### TO DO
Among the lines of this listing, count those that include "time" and state the count by itself.

### DATA SHOWN

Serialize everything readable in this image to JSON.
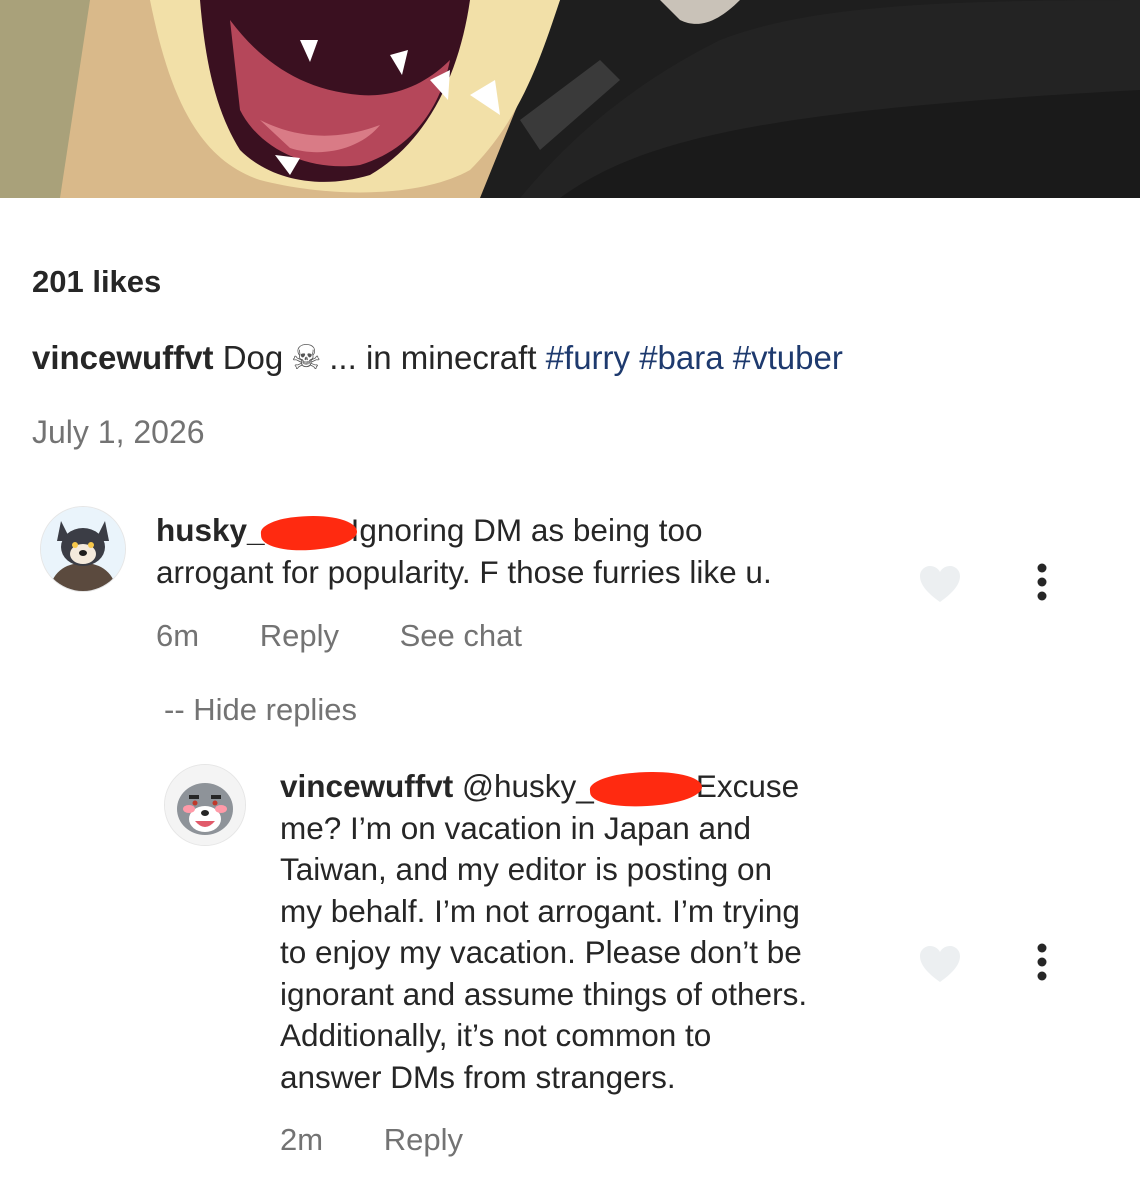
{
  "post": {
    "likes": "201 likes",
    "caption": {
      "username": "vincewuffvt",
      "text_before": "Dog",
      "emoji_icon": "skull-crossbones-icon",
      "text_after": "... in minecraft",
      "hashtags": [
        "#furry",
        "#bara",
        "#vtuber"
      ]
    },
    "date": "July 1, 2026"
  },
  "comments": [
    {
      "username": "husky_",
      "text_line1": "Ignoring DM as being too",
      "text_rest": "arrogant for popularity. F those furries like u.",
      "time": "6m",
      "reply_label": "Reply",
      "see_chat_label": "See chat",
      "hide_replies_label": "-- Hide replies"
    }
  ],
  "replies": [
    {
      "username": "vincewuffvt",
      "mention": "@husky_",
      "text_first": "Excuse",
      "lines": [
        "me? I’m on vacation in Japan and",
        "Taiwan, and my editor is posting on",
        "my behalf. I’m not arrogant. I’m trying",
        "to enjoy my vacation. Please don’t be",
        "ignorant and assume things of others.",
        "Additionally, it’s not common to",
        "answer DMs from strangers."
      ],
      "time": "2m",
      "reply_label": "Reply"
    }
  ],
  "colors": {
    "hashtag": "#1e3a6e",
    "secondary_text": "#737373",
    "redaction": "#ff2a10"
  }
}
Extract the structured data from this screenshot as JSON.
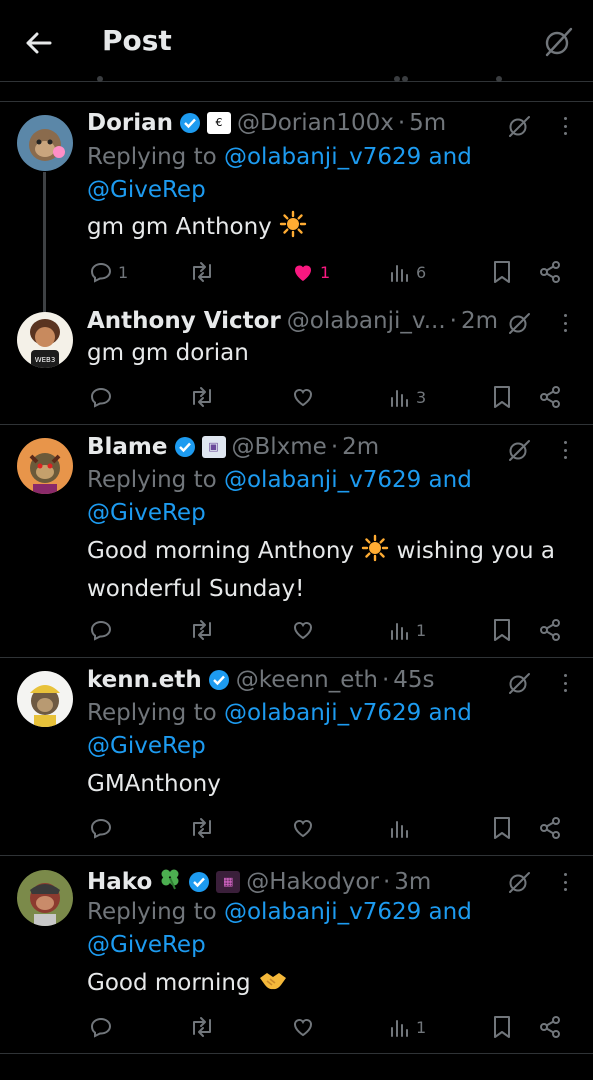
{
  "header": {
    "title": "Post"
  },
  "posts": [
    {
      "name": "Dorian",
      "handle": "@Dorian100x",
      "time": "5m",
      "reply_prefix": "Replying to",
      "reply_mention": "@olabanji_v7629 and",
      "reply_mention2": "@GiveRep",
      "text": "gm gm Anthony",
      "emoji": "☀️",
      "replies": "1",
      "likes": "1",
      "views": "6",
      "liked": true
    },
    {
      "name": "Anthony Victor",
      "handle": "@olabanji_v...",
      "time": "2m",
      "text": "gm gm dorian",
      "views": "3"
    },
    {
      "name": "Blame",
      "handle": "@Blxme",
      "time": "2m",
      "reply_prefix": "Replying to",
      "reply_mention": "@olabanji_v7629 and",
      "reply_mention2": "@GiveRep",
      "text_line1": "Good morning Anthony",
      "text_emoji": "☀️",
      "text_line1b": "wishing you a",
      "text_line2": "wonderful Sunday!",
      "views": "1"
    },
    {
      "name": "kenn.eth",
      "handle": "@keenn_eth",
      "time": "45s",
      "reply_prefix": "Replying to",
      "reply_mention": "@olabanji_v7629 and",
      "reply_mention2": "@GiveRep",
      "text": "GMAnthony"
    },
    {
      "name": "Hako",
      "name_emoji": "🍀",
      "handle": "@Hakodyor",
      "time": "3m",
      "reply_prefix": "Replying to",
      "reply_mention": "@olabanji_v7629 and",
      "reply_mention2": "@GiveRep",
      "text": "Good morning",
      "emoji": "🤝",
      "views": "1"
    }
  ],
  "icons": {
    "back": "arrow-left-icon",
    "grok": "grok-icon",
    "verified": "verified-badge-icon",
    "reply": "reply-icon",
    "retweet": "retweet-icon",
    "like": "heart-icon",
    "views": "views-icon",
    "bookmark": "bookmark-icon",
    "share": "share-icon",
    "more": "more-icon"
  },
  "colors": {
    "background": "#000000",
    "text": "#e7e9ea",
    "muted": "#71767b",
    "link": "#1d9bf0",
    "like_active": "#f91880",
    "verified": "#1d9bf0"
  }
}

### OUTPUT FOR THIS TASK
7